By the late 2000s and into the 2010s, R&B fans were beginning to wonder where the genre’s mainstream was heading. EDM, trap-influenced Autotune crooning, and moody “alternative” sounds seemed to be the standard, and Usher genre-hopped as times changed and tastes shifted. He deftly delivered latter-day hits like “O.M.G.” and “Climax” that showed he was more than capable of adapting, even as most of his ’90s peers were starting to tour on their greatest hits or try their hand at reality TV fame. His stint hosting The Voice notwithstanding, Usher was able to remain vital as a musician, even as a new generation came to the fore.
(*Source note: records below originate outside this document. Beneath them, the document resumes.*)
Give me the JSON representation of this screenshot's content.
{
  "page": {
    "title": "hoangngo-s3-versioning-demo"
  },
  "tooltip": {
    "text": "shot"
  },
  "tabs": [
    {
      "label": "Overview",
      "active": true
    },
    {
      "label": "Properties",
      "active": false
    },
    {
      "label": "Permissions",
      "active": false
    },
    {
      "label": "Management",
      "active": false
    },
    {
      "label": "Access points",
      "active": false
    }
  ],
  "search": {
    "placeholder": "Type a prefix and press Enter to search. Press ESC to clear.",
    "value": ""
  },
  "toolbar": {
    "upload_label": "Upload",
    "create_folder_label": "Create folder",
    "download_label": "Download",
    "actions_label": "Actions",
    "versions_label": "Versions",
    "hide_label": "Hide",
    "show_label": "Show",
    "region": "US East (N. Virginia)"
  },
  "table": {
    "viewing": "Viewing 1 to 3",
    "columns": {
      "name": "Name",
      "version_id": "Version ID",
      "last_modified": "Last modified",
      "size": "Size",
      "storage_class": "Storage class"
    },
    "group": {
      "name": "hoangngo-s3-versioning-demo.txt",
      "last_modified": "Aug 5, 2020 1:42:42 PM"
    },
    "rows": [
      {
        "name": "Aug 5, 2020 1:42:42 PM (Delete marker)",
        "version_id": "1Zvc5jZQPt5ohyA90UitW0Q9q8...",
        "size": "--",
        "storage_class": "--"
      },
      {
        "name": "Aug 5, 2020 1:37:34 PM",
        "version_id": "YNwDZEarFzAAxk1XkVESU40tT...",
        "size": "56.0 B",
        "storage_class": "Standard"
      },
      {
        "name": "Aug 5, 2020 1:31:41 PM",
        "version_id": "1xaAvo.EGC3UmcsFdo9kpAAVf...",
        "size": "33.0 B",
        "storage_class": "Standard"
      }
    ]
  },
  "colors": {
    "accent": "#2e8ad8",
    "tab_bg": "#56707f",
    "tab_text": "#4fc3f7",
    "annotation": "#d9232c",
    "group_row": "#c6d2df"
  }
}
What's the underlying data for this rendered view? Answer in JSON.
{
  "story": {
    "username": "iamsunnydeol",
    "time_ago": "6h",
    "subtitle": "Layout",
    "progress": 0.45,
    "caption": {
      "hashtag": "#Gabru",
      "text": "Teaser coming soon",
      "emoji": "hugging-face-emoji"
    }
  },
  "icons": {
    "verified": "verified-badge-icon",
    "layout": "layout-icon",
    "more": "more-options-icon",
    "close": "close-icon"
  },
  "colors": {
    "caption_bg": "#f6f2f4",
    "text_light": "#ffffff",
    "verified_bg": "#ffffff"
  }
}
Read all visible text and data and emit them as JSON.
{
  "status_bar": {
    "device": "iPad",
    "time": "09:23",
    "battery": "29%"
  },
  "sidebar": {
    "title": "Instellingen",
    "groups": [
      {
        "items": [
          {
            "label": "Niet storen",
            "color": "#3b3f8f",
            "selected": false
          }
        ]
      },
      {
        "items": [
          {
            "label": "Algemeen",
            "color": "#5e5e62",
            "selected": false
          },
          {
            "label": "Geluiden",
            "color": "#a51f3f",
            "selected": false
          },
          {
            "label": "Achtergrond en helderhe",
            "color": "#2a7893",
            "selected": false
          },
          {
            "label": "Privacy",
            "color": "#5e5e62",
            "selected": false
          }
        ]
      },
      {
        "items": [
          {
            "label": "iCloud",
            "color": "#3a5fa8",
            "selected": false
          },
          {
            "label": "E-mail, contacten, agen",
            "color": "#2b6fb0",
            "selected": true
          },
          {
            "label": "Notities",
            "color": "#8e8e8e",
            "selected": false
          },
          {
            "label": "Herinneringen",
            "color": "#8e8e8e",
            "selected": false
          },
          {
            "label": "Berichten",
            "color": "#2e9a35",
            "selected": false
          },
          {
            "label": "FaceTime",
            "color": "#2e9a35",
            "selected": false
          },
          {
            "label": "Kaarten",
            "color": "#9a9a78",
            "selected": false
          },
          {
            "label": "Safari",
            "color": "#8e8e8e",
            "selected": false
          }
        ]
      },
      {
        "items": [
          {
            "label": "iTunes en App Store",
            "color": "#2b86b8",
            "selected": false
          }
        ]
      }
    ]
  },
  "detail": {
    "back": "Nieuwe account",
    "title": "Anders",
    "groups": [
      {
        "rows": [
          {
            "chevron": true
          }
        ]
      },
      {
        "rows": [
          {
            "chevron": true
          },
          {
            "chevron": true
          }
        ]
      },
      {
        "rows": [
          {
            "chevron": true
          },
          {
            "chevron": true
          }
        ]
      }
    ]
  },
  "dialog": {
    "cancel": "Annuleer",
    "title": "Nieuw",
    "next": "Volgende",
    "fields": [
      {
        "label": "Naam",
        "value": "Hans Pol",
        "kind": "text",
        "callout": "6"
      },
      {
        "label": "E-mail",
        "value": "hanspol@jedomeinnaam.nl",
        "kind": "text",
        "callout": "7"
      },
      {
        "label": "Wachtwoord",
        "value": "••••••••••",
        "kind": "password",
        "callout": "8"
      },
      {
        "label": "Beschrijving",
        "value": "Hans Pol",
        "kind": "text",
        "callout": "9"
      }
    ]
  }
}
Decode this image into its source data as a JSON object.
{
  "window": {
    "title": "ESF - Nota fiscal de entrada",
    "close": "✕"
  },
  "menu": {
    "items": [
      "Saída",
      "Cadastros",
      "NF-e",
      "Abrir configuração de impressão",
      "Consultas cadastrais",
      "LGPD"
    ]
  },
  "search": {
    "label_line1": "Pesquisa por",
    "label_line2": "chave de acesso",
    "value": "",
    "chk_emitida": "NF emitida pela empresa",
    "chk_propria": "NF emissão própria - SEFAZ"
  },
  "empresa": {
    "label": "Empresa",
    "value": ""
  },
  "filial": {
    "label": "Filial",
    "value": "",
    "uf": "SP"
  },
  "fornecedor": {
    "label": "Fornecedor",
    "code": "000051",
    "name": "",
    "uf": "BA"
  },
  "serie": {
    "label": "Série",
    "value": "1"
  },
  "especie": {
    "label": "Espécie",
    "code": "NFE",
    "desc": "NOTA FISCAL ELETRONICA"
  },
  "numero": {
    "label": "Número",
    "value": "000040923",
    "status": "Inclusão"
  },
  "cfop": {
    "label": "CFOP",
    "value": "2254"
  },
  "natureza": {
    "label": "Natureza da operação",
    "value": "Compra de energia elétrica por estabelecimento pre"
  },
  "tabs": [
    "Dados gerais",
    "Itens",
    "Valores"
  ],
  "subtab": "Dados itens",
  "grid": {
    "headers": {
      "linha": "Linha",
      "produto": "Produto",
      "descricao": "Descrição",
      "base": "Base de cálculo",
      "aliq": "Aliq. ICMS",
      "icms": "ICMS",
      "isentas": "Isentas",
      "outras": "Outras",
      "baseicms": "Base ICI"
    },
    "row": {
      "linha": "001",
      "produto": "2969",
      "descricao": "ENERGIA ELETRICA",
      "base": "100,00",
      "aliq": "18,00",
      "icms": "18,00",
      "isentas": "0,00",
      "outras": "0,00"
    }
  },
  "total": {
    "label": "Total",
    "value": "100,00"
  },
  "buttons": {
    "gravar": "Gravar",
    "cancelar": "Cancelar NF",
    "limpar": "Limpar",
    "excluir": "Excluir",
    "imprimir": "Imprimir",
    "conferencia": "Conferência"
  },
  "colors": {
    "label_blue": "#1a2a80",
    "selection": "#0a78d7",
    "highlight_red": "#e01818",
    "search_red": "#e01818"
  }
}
Indeed, Usher has maintained a cross-generational appeal that eludes even the greatest artists in virtually any respective era. Save for perhaps Mary J. Blige, there aren’t many of his contemporaries who can say they have the kind of reach that he has; capable of filling stadiums in the 2020s, looking as natural on NPR as he does in Las Vegas, and dropping new music that buzzes with invention. Sometimes when an artist is consistently present in pop culture, it’s easy to dismiss the work ethic and talent it takes to sustain that position. Usher is a legacy artist now, but he still seems to be working harder than almost everybody.
And he’s done it with the kind of scrutiny one would expect for a celebrity who's been in the spotlight for three decades. For much of the 2000s, his personal life seemed intertwined with his music; his highly publicized breakup with TLC’s Rozonda “Chilli” Thomas was the specter that haunted 2004’s blockbuster Confessions, and his divorce from Tameka Foster in 2009 was the backdrop for the following year’s Raymond vs. Raymond. Even through later career lulls and personal storms—including the tragic death of his stepson in 2012, and another separation from his second wife, Grace Miguel—he’s been able to retain his stature. That’s truly the measure of longevity; not that you have a spotless career, but that you can weather the valleys in between various peaks.
His 2023 Vegas residency (and an extremely well-received Tiny Desk Concert in 2022) reminded anyone who may have forgotten that he’s still got the goods. And this week, he’s shrewdly released his ninth studio album, Coming Home, in the run-up to his biggest performance yet—one that he’s said will be both a salute to greats of the past and a celebration of his own career.
That seems all too fitting. Usher is a product of the ’90s, influenced by the Motown, Philly soul, funk, dance, and new jack swing that came before him, and he remains a torchbearer of that beloved era. In the same way that the Motown tradition lived through Michael Jackson, who then pushed it forward into the MTV generation, or the way that funk’s heritage was carried by Prince as he expanded on the genre’s musical vocabulary, Usher isn’t just an emissary for ’90s R&B—he redirects its spirit into something altogether contemporary. His entire career connects the lineage from whence he sprung to the landscape he still influences to this day.
Why would his Super Bowl show be any different?